With David it wasn’t necessary that way. The way he talks also shows that he was social differently. Polite, open and reflective, like his cousin, but not with the reservation he initially showed, under constant surveillance. “Fortunately, Mick was paying more and more attention,” David says. “I was calm. On the one hand, I’m happy with that. On the other hand, it would have been an advantage in terms of sponsorship if we hadn’t raced in the Junior Series at the same time.”

Facial expressions, gestures, language, approach – a lot is always looking for Michael in Mick. David is not closely related to his father, but to his relative, who has already achieved what he wants to achieve as well. Mick won Formula 3 and Formula 2 in his second year before making it to Formula 1 and the buzz grew: Michael’s son! Finally Schumacher again! David finished his first season in Formula 3 without points, and the second in eleventh place. On his third racing weekend in 2021, he won the second of three races. “It really liberated me and helped me mentally,” he says. “After that, the self-doubt faded away and things just escalated.” “Long time without points – you start questioning yourself at some point.” He knows he has to be more successful in order to make the ladder.

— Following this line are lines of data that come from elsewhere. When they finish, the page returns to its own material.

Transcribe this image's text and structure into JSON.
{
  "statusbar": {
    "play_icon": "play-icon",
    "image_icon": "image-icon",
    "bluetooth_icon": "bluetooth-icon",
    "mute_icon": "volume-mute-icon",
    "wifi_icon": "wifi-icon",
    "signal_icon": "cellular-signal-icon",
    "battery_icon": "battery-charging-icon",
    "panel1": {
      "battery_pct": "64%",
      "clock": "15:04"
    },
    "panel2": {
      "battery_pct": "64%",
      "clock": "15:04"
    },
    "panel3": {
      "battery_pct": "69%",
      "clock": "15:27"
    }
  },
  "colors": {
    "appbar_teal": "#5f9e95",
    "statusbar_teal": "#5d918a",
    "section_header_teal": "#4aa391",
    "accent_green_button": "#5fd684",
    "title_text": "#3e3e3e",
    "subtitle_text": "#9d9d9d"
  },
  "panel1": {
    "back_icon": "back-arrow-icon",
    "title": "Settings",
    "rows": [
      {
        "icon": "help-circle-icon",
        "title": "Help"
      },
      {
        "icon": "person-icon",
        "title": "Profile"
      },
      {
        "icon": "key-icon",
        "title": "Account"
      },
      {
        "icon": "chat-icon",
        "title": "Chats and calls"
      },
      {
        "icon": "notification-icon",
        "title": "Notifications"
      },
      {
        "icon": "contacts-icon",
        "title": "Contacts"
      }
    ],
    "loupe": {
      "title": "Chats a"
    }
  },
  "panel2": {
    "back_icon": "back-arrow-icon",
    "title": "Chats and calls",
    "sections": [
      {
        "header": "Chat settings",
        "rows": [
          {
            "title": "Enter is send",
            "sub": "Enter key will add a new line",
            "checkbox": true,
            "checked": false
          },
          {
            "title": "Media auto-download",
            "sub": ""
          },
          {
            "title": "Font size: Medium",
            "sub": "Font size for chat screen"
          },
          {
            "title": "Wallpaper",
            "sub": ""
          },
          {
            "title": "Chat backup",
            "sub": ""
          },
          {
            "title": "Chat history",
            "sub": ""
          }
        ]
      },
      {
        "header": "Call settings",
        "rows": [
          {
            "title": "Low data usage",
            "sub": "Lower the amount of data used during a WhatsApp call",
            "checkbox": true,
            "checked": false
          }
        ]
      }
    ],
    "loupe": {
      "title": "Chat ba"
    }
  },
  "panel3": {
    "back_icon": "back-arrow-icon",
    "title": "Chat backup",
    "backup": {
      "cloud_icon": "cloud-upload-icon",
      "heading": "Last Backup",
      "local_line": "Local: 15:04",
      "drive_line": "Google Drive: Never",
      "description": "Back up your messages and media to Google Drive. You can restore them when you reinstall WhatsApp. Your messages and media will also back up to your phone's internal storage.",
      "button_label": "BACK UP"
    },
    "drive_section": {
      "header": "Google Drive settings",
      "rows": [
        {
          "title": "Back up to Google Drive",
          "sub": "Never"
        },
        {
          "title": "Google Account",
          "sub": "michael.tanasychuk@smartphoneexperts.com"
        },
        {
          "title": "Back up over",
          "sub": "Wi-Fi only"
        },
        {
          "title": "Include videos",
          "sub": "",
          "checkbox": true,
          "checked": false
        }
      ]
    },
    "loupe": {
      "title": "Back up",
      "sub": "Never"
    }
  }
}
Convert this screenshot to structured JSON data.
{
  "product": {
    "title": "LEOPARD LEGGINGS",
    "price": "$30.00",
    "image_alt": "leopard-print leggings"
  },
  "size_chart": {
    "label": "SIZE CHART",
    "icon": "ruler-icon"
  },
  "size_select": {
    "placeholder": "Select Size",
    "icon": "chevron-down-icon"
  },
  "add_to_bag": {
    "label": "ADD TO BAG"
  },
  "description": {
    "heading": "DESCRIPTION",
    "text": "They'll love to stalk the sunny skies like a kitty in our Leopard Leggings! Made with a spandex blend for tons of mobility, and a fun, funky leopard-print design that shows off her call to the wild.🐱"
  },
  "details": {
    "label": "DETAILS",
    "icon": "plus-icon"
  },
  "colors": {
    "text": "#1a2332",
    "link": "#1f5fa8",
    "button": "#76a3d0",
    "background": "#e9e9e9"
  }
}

Racing driver David Schumacher: The Next Generation: David and Mick Schumacher (right), here in 2018 at the Nürburgring.

The Next Generation: David and Mick Schumacher (R), here in 2018 at the Nürburgring.

(Photo: Thomas Bakush / Imago)

Father Ralf Schumacher says the road to Formula 1 is “simply out of reach”. With that, David wants to try. Even if it is found that motorsports in the single-seat categories have recently developed worse because they focus more on money. After your recent experiences, have you ever thought about pursuing a different career? Financially, yes, says David. “But I will always do my best to get as far as I can. If at some point it doesn’t work anymore, I have to accept it.” But only then.

With all the obstacles, it pays to have a friend who knows this world from the inside out. In Formula 4, David became a rookie champion with the US Racing team, which was co-driven by his father. Ralph has always been his mentor, manager, and leadership coach. They’ve been living together for a long time, but only see each other more often because of all the travel. “Because my dad has so much experience, I can take a lot from him,” David says. “He’s always completely open with me.”

Race driver David Schumacher: Ralf Schumacher (left) was the first to cross the finish line six times in 180 starts.  His brother Michael is a seven-time world champion in Formula 1 and designed the sport like few other sports.

Ralf Schumacher (left) was the first to cross the finish line six times in 180 starts. His brother Michael is a seven-time world champion in Formula 1 and designed the sport like few other sports.

(Photo: Click image Baumann / Imago)

He believes he is in the right place to continue his career. Formula 2 is not an option anyway. Father and son discussed this at length. As well as whether lost guarantors can be compensated by another private investment. “But the chances of success were very slim, most of the good teams had their own drivers, and that would have been a waste of money,” says David.

For him, this year is all about learning. The transition to a GT is a big deal: technical systems like ABS require a different approach. Some of the 28 competitors – including Britain’s Esmee Hawkey as the only woman – have many years of experience in the GT series and in the DTM. Among them are Schumacher’s teammates, Lucas Auer and defending champion Maximilian Götz. It won’t be easy.

David Schumacher has not yet thought about what will happen after this season: “I’m a spontaneous person. I never set a schedule, and I never will. I think this does more harm than helps.” Perhaps it will bring him his way back into the world of formula, perhaps one day there will be two Schumachers in Formula 1 again. Perhaps itinerant auto racing will be more than just an offshoot. However, he will continue the family tradition. Michael – only a few races – and Ralf drove both in the DTM. But Schumacher is not yet a hero here.

Leave a Comment